Imagine discussions of Toni Morrison’s Beloved in the context of a nation facing ethnic and religious strife, or reading Thoreau and Emerson in the context of a nation struggling with both existential questions and defining for itself concepts of justice and equality. As the leader of an academic institution, I consider this an excellent example of the potential transformative power of the liberal arts, raising questions and generating discussions that both transcend time and place and also brightly illuminate current issues. Regardless of one’s views on the political solutions to Israeli/Palestinian relations, the cultural transformation needed to find peace in the region will require strong academic institutions with free and unfettered exchange of ideas with scholars from around the world. Collaborations among individual scholars and among institutions have the potential to support and nurture this cultural transformation.
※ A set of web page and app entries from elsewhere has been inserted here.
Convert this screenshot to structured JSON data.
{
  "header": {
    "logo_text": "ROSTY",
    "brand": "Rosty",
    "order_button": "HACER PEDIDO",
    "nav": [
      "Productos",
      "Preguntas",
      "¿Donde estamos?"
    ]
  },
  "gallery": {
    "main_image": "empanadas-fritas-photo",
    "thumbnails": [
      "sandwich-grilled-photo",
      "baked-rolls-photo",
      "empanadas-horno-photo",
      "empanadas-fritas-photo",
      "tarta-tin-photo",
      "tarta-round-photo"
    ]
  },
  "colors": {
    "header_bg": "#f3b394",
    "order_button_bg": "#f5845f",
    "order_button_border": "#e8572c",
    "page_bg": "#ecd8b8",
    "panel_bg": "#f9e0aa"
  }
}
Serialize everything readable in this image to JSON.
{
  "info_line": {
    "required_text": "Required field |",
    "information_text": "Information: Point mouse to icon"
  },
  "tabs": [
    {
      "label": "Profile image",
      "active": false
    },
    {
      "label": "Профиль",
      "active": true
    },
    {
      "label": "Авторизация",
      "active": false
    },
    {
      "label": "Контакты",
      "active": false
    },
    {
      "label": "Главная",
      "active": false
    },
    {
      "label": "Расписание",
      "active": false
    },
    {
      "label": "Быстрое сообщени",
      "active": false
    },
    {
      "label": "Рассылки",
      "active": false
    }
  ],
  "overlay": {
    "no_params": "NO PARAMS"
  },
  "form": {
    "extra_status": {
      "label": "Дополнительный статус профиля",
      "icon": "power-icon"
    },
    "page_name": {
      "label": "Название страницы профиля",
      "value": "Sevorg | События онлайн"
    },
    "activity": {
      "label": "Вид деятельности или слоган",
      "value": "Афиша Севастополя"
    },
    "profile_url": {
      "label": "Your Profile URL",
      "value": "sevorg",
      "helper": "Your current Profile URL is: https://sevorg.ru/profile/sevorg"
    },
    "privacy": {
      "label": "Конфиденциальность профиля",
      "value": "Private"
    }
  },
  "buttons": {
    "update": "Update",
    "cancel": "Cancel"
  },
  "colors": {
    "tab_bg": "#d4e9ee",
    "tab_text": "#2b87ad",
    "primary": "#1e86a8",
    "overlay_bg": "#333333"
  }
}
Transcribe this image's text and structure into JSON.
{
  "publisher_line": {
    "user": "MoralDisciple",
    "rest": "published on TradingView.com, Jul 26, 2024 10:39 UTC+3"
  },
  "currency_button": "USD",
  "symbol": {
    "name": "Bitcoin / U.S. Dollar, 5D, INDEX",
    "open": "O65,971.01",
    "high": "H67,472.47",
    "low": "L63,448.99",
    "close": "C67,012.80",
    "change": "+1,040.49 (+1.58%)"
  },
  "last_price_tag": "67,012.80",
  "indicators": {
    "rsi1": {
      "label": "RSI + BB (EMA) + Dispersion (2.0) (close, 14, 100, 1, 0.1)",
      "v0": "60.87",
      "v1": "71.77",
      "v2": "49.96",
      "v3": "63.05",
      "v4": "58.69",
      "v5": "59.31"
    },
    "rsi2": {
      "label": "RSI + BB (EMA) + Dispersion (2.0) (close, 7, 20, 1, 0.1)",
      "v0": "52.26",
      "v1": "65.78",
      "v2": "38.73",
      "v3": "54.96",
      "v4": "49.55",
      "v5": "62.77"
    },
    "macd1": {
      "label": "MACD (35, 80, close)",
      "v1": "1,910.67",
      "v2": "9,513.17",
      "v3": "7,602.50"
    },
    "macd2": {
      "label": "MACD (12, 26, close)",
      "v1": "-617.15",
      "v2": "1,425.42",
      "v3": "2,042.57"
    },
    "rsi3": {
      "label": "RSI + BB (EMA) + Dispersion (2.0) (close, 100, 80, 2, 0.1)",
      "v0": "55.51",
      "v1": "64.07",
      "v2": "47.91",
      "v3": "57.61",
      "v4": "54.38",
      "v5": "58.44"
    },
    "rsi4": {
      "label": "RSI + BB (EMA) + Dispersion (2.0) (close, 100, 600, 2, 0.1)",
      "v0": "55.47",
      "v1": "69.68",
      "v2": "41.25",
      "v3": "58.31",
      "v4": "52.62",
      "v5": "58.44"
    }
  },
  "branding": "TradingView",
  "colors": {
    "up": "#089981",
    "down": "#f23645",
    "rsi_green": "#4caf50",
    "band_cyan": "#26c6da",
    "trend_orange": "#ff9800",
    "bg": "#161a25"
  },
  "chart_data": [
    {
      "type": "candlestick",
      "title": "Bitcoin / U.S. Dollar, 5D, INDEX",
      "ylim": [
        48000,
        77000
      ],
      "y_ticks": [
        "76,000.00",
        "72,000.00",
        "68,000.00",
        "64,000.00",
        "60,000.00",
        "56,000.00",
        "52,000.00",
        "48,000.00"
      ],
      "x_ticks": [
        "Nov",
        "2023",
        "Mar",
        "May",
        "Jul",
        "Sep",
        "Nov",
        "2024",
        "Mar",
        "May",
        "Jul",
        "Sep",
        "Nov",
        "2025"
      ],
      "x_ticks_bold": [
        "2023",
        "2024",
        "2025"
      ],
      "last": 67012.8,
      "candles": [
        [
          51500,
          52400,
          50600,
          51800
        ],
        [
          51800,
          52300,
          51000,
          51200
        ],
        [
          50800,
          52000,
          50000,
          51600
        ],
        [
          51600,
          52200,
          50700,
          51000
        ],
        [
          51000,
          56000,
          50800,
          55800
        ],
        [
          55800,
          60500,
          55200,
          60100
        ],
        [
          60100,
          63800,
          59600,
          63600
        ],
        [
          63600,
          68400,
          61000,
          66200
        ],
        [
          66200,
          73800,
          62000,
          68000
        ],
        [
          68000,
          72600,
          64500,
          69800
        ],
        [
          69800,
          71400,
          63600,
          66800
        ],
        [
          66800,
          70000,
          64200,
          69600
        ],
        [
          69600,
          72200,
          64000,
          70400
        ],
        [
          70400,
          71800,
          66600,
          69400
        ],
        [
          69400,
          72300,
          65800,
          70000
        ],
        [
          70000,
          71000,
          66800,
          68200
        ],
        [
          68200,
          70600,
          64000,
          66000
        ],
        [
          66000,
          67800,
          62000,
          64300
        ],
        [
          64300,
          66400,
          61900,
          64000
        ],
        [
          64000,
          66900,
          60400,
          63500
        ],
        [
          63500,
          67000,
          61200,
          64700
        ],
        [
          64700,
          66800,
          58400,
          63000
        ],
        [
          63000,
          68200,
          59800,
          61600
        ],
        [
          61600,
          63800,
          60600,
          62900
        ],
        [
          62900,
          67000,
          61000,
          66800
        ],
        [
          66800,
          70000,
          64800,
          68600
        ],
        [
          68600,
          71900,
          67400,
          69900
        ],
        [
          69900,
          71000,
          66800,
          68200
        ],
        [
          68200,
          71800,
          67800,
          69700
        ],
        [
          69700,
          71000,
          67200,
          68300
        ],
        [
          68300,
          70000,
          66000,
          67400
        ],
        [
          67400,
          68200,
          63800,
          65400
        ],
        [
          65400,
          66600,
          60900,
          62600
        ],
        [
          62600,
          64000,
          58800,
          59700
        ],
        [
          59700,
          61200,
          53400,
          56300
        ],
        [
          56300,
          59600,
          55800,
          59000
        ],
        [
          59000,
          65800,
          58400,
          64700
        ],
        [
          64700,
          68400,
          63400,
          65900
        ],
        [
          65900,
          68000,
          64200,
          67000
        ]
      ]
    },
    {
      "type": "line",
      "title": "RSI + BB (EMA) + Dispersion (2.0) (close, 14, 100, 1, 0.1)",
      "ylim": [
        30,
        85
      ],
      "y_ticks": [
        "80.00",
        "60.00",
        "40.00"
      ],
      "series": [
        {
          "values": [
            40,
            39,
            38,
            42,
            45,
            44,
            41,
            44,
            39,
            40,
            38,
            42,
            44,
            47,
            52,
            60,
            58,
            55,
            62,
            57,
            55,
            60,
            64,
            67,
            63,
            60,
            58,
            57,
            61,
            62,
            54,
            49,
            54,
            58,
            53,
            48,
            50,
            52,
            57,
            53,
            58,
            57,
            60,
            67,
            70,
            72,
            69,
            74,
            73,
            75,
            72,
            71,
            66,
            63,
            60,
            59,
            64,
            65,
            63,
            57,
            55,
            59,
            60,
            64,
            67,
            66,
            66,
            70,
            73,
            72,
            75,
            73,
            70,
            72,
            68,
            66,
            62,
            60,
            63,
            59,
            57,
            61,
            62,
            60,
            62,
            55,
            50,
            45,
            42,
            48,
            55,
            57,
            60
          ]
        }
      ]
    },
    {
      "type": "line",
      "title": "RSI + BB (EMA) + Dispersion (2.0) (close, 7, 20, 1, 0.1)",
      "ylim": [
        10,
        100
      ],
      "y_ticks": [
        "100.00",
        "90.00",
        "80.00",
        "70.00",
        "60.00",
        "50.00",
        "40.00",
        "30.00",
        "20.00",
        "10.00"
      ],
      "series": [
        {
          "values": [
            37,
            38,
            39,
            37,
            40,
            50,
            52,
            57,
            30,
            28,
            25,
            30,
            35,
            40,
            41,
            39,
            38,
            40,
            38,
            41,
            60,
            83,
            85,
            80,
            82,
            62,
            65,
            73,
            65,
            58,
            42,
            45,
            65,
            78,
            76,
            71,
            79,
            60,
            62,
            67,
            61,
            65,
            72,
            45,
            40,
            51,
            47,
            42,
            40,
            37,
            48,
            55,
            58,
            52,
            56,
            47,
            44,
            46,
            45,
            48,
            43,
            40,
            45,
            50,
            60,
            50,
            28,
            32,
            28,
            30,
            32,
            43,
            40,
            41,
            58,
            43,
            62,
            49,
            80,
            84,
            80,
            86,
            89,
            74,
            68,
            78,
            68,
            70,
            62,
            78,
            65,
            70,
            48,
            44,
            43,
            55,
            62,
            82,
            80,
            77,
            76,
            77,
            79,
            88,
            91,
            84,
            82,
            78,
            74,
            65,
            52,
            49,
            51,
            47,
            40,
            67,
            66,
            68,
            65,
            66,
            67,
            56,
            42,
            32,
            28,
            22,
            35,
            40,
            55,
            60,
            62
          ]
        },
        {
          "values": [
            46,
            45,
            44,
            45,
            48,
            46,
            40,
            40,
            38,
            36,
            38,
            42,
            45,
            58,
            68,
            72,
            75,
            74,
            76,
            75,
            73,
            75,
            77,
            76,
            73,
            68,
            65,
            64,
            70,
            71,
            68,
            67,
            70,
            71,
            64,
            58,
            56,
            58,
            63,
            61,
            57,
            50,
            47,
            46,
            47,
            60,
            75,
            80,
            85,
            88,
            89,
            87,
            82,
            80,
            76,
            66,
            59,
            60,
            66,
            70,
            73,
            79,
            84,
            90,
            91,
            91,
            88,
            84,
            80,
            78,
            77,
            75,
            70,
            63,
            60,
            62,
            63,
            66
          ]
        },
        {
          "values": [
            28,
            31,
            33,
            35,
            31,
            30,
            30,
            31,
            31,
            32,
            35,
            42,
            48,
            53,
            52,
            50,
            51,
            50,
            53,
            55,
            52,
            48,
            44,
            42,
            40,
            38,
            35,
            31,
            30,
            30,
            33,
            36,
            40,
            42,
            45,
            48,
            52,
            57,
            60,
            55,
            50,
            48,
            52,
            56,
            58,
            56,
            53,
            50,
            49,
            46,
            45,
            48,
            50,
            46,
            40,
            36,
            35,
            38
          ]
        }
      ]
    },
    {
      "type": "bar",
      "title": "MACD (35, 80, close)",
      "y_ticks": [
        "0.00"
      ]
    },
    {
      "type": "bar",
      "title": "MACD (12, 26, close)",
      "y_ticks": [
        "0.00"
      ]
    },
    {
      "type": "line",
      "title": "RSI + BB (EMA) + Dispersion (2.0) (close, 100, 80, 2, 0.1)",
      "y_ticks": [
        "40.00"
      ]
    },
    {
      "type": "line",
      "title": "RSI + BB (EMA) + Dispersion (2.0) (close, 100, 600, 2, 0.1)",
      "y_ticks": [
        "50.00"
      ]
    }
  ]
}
Page 2 of stories posted in Pop Culture
On the surface, the problem sounds very simple – measuring the return on investment for a college education, at least in economic terms, is a relatively straightforward calculation. But the desired outcomes of a Kenyon education include preparation for career success. They also include lifelong engagement as an educated citizen; a life enriched by appreciation and knowledge of the arts, humanities, social and natural sciences; and the ability to creatively apply the skills learned at Kenyon to solve problems, to produce new and original work, and to lead in a variety of walks of life. These are not measured by salary alone.
Traditions and ceremonies bring a community together, providing an opportunity to renew our connections to each other, the institution, and our shared values. We certainly did that on Saturday, whether by sharing in collective awe and silence during “Amazing Grace” at the formal ceremony, singing “Kokosing Farewell” in the rain in front of a brightly lit Old Kenyon, or screaming the lyrics of “Hey Jude” en masse in a packed Peirce Hall.
I am very proud of my life accomplishments, not the least of which is becoming president of Kenyon College. A great deal of my success can be attributed to the support I have been given by my family and mentors throughout my career. But, I also owe a tremendous debt to the large numbers of brave men and women who fought for civil rights, many who risked their jobs, their safety, indeed their lives, in order to change the world. On the anniversary of the March on Washington, each of us should take a moment to reflect upon both how much has changed in the past fifty years in the United States as a whole and here on our Hill in Gambier, and how we can all live our lives with the courage, commitment, and determination that characterized the generation of the civil rights movement.
Powerful lessons sometimes arise from simple acts such as getting on a bike and riding farther than you thought you could do; volunteering with hundreds of others to support an important cause; or talking with a man standing on the road with a sign that says “Thank you for saving my wife.”